→ **Required action**:
Repeat exactly every line that comes at or after the line containing "Serialize everything readable", through the end of the entries below.

═════ The input ═════

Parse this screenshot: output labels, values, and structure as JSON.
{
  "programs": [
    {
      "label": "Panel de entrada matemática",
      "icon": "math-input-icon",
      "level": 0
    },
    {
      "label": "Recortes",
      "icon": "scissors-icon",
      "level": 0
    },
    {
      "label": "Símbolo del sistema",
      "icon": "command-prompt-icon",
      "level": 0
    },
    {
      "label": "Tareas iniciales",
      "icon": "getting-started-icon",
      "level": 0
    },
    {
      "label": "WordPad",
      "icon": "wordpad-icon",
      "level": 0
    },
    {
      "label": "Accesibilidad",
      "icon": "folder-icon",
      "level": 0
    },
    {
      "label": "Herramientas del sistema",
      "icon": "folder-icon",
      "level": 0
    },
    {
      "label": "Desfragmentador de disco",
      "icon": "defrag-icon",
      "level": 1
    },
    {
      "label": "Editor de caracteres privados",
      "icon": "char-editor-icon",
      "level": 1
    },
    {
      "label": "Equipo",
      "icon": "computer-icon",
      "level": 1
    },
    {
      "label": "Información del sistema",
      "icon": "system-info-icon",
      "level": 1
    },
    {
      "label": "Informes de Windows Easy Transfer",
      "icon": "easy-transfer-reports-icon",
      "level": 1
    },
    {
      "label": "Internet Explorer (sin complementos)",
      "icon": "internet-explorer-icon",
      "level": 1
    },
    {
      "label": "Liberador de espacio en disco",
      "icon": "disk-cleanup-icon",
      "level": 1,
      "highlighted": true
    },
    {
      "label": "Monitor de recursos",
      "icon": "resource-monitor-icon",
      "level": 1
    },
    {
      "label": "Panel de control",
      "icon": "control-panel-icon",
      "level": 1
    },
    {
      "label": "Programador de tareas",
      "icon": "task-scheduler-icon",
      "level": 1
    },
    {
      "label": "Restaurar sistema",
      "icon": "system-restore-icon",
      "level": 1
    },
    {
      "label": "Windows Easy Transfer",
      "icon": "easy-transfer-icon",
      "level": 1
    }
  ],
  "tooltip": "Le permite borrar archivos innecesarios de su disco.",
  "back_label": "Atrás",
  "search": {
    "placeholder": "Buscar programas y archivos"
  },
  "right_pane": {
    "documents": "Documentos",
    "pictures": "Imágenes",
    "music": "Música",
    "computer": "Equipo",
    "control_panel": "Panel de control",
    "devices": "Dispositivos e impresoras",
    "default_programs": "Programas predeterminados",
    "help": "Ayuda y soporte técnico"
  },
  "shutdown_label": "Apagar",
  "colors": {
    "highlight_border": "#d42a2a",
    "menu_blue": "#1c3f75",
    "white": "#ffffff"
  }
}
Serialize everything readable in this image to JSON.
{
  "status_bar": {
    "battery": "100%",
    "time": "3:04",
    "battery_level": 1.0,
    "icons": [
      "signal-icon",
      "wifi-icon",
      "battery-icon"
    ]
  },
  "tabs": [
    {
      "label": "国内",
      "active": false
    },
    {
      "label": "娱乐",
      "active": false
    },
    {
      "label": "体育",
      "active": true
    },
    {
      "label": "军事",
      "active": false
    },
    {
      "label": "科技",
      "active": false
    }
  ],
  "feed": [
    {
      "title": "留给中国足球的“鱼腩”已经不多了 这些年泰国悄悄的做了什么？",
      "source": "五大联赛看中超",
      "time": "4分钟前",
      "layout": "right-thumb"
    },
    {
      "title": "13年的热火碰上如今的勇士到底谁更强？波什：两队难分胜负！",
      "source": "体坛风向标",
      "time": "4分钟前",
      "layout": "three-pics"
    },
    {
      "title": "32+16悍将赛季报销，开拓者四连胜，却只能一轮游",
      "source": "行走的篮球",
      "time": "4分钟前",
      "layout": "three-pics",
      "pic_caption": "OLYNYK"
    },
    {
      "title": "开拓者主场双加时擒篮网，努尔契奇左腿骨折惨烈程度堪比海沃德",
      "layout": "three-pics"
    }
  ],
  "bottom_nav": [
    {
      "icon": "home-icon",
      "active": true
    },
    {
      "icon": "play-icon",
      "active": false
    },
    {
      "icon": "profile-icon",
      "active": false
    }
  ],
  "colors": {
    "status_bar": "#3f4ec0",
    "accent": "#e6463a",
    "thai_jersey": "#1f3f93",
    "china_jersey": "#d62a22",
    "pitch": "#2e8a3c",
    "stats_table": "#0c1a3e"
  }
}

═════

→ **Task solution**:
Serialize everything readable in this image to JSON.
{
  "status_bar": {
    "battery": "100%",
    "time": "3:04",
    "battery_level": 1.0,
    "icons": [
      "signal-icon",
      "wifi-icon",
      "battery-icon"
    ]
  },
  "tabs": [
    {
      "label": "国内",
      "active": false
    },
    {
      "label": "娱乐",
      "active": false
    },
    {
      "label": "体育",
      "active": true
    },
    {
      "label": "军事",
      "active": false
    },
    {
      "label": "科技",
      "active": false
    }
  ],
  "feed": [
    {
      "title": "留给中国足球的“鱼腩”已经不多了 这些年泰国悄悄的做了什么？",
      "source": "五大联赛看中超",
      "time": "4分钟前",
      "layout": "right-thumb"
    },
    {
      "title": "13年的热火碰上如今的勇士到底谁更强？波什：两队难分胜负！",
      "source": "体坛风向标",
      "time": "4分钟前",
      "layout": "three-pics"
    },
    {
      "title": "32+16悍将赛季报销，开拓者四连胜，却只能一轮游",
      "source": "行走的篮球",
      "time": "4分钟前",
      "layout": "three-pics",
      "pic_caption": "OLYNYK"
    },
    {
      "title": "开拓者主场双加时擒篮网，努尔契奇左腿骨折惨烈程度堪比海沃德",
      "layout": "three-pics"
    }
  ],
  "bottom_nav": [
    {
      "icon": "home-icon",
      "active": true
    },
    {
      "icon": "play-icon",
      "active": false
    },
    {
      "icon": "profile-icon",
      "active": false
    }
  ],
  "colors": {
    "status_bar": "#3f4ec0",
    "accent": "#e6463a",
    "thai_jersey": "#1f3f93",
    "china_jersey": "#d62a22",
    "pitch": "#2e8a3c",
    "stats_table": "#0c1a3e"
  }
}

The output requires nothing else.